Try it: Retype the following data exactly, but leave its pictures out.

(Data about app and page elements)
------------------------------------

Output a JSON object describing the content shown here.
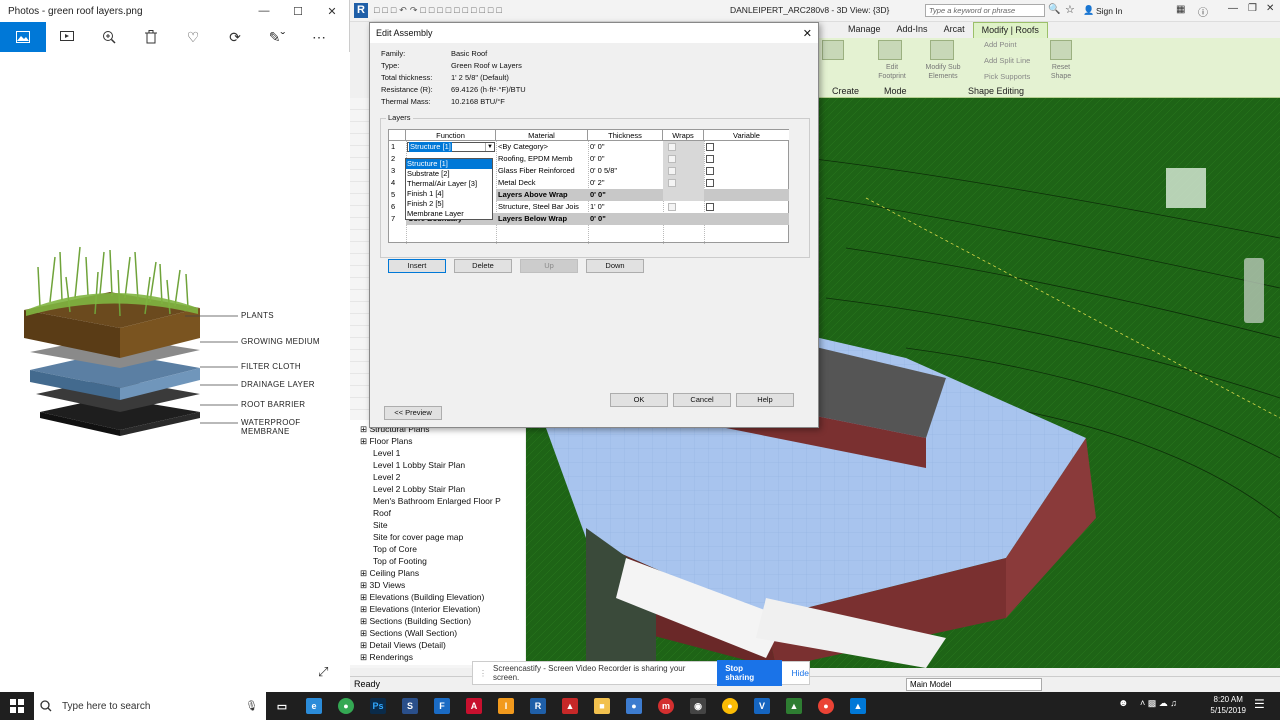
{
  "photos": {
    "title": "Photos - green roof layers.png",
    "tools": [
      "image-icon",
      "slideshow-icon",
      "zoom-icon",
      "delete-icon",
      "heart-icon",
      "rotate-icon",
      "edit-icon",
      "more-icon"
    ],
    "layer_labels": [
      "PLANTS",
      "GROWING MEDIUM",
      "FILTER CLOTH",
      "DRAINAGE LAYER",
      "ROOT BARRIER",
      "WATERPROOF MEMBRANE"
    ]
  },
  "revit": {
    "title": "DANLEIPERT_ARC280v8 - 3D View: {3D}",
    "search_placeholder": "Type a keyword or phrase",
    "sign_in": "Sign In",
    "tabs": [
      "Manage",
      "Add-Ins",
      "Arcat",
      "Modify | Roofs"
    ],
    "ribbon": {
      "edit_footprint": "Edit Footprint",
      "modify_sub": "Modify Sub Elements",
      "add_point": "Add Point",
      "add_split": "Add Split Line",
      "pick_supports": "Pick Supports",
      "reset_shape": "Reset Shape",
      "groups": [
        "Create",
        "Mode",
        "Shape Editing"
      ]
    },
    "status": "Ready",
    "main_model": "Main Model",
    "browser_items": [
      {
        "label": "Structural Plans",
        "level": 1
      },
      {
        "label": "Floor Plans",
        "level": 1
      },
      {
        "label": "Level 1",
        "level": 2
      },
      {
        "label": "Level 1 Lobby Stair Plan",
        "level": 2
      },
      {
        "label": "Level 2",
        "level": 2
      },
      {
        "label": "Level 2 Lobby Stair Plan",
        "level": 2
      },
      {
        "label": "Men's Bathroom Enlarged Floor P",
        "level": 2
      },
      {
        "label": "Roof",
        "level": 2
      },
      {
        "label": "Site",
        "level": 2
      },
      {
        "label": "Site for cover page map",
        "level": 2
      },
      {
        "label": "Top of Core",
        "level": 2
      },
      {
        "label": "Top of Footing",
        "level": 2
      },
      {
        "label": "Ceiling Plans",
        "level": 1
      },
      {
        "label": "3D Views",
        "level": 1
      },
      {
        "label": "Elevations (Building Elevation)",
        "level": 1
      },
      {
        "label": "Elevations (Interior Elevation)",
        "level": 1
      },
      {
        "label": "Sections (Building Section)",
        "level": 1
      },
      {
        "label": "Sections (Wall Section)",
        "level": 1
      },
      {
        "label": "Detail Views (Detail)",
        "level": 1
      },
      {
        "label": "Renderings",
        "level": 1
      }
    ]
  },
  "dialog": {
    "title": "Edit Assembly",
    "family_label": "Family:",
    "family_value": "Basic Roof",
    "type_label": "Type:",
    "type_value": "Green Roof w Layers",
    "thickness_label": "Total thickness:",
    "thickness_value": "1'  2 5/8\" (Default)",
    "resistance_label": "Resistance (R):",
    "resistance_value": "69.4126 (h·ft²·°F)/BTU",
    "mass_label": "Thermal Mass:",
    "mass_value": "10.2168 BTU/°F",
    "layers_label": "Layers",
    "columns": [
      "Function",
      "Material",
      "Thickness",
      "Wraps",
      "Variable"
    ],
    "rows": [
      {
        "n": "1",
        "function": "Structure [1]",
        "material": "<By Category>",
        "thickness": "0'  0\"",
        "bold": false
      },
      {
        "n": "2",
        "function": "",
        "material": "Roofing, EPDM Memb",
        "thickness": "0'  0\"",
        "bold": false
      },
      {
        "n": "3",
        "function": "",
        "material": "Glass Fiber Reinforced",
        "thickness": "0'  0 5/8\"",
        "bold": false
      },
      {
        "n": "4",
        "function": "",
        "material": "Metal Deck",
        "thickness": "0'  2\"",
        "bold": false
      },
      {
        "n": "5",
        "function": "",
        "material": "Layers Above Wrap",
        "thickness": "0'  0\"",
        "bold": true
      },
      {
        "n": "6",
        "function": "",
        "material": "Structure, Steel Bar Jois",
        "thickness": "1'  0\"",
        "bold": false
      },
      {
        "n": "7",
        "function": "Core Boundary",
        "material": "Layers Below Wrap",
        "thickness": "0'  0\"",
        "bold": true
      }
    ],
    "dropdown_options": [
      "Structure [1]",
      "Substrate [2]",
      "Thermal/Air Layer [3]",
      "Finish 1 [4]",
      "Finish 2 [5]",
      "Membrane Layer"
    ],
    "insert": "Insert",
    "delete": "Delete",
    "up": "Up",
    "down": "Down",
    "preview": "<< Preview",
    "ok": "OK",
    "cancel": "Cancel",
    "help": "Help"
  },
  "screencastify": {
    "message": "Screencastify - Screen Video Recorder is sharing your screen.",
    "stop": "Stop sharing",
    "hide": "Hide"
  },
  "taskbar": {
    "search_placeholder": "Type here to search",
    "time": "8:20 AM",
    "date": "5/15/2019"
  }
}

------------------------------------

Reply to the exercise:
Output a JSON object describing the content shown here.
{
  "photos": {
    "title": "Photos - green roof layers.png",
    "tools": [
      "image-icon",
      "slideshow-icon",
      "zoom-icon",
      "delete-icon",
      "heart-icon",
      "rotate-icon",
      "edit-icon",
      "more-icon"
    ],
    "layer_labels": [
      "PLANTS",
      "GROWING MEDIUM",
      "FILTER CLOTH",
      "DRAINAGE LAYER",
      "ROOT BARRIER",
      "WATERPROOF MEMBRANE"
    ]
  },
  "revit": {
    "title": "DANLEIPERT_ARC280v8 - 3D View: {3D}",
    "search_placeholder": "Type a keyword or phrase",
    "sign_in": "Sign In",
    "tabs": [
      "Manage",
      "Add-Ins",
      "Arcat",
      "Modify | Roofs"
    ],
    "ribbon": {
      "edit_footprint": "Edit Footprint",
      "modify_sub": "Modify Sub Elements",
      "add_point": "Add Point",
      "add_split": "Add Split Line",
      "pick_supports": "Pick Supports",
      "reset_shape": "Reset Shape",
      "groups": [
        "Create",
        "Mode",
        "Shape Editing"
      ]
    },
    "status": "Ready",
    "main_model": "Main Model",
    "browser_items": [
      {
        "label": "Structural Plans",
        "level": 1
      },
      {
        "label": "Floor Plans",
        "level": 1
      },
      {
        "label": "Level 1",
        "level": 2
      },
      {
        "label": "Level 1 Lobby Stair Plan",
        "level": 2
      },
      {
        "label": "Level 2",
        "level": 2
      },
      {
        "label": "Level 2 Lobby Stair Plan",
        "level": 2
      },
      {
        "label": "Men's Bathroom Enlarged Floor P",
        "level": 2
      },
      {
        "label": "Roof",
        "level": 2
      },
      {
        "label": "Site",
        "level": 2
      },
      {
        "label": "Site for cover page map",
        "level": 2
      },
      {
        "label": "Top of Core",
        "level": 2
      },
      {
        "label": "Top of Footing",
        "level": 2
      },
      {
        "label": "Ceiling Plans",
        "level": 1
      },
      {
        "label": "3D Views",
        "level": 1
      },
      {
        "label": "Elevations (Building Elevation)",
        "level": 1
      },
      {
        "label": "Elevations (Interior Elevation)",
        "level": 1
      },
      {
        "label": "Sections (Building Section)",
        "level": 1
      },
      {
        "label": "Sections (Wall Section)",
        "level": 1
      },
      {
        "label": "Detail Views (Detail)",
        "level": 1
      },
      {
        "label": "Renderings",
        "level": 1
      }
    ]
  },
  "dialog": {
    "title": "Edit Assembly",
    "family_label": "Family:",
    "family_value": "Basic Roof",
    "type_label": "Type:",
    "type_value": "Green Roof w Layers",
    "thickness_label": "Total thickness:",
    "thickness_value": "1'  2 5/8\" (Default)",
    "resistance_label": "Resistance (R):",
    "resistance_value": "69.4126 (h·ft²·°F)/BTU",
    "mass_label": "Thermal Mass:",
    "mass_value": "10.2168 BTU/°F",
    "layers_label": "Layers",
    "columns": [
      "Function",
      "Material",
      "Thickness",
      "Wraps",
      "Variable"
    ],
    "rows": [
      {
        "n": "1",
        "function": "Structure [1]",
        "material": "<By Category>",
        "thickness": "0'  0\"",
        "bold": false
      },
      {
        "n": "2",
        "function": "",
        "material": "Roofing, EPDM Memb",
        "thickness": "0'  0\"",
        "bold": false
      },
      {
        "n": "3",
        "function": "",
        "material": "Glass Fiber Reinforced",
        "thickness": "0'  0 5/8\"",
        "bold": false
      },
      {
        "n": "4",
        "function": "",
        "material": "Metal Deck",
        "thickness": "0'  2\"",
        "bold": false
      },
      {
        "n": "5",
        "function": "",
        "material": "Layers Above Wrap",
        "thickness": "0'  0\"",
        "bold": true
      },
      {
        "n": "6",
        "function": "",
        "material": "Structure, Steel Bar Jois",
        "thickness": "1'  0\"",
        "bold": false
      },
      {
        "n": "7",
        "function": "Core Boundary",
        "material": "Layers Below Wrap",
        "thickness": "0'  0\"",
        "bold": true
      }
    ],
    "dropdown_options": [
      "Structure [1]",
      "Substrate [2]",
      "Thermal/Air Layer [3]",
      "Finish 1 [4]",
      "Finish 2 [5]",
      "Membrane Layer"
    ],
    "insert": "Insert",
    "delete": "Delete",
    "up": "Up",
    "down": "Down",
    "preview": "<< Preview",
    "ok": "OK",
    "cancel": "Cancel",
    "help": "Help"
  },
  "screencastify": {
    "message": "Screencastify - Screen Video Recorder is sharing your screen.",
    "stop": "Stop sharing",
    "hide": "Hide"
  },
  "taskbar": {
    "search_placeholder": "Type here to search",
    "time": "8:20 AM",
    "date": "5/15/2019"
  }
}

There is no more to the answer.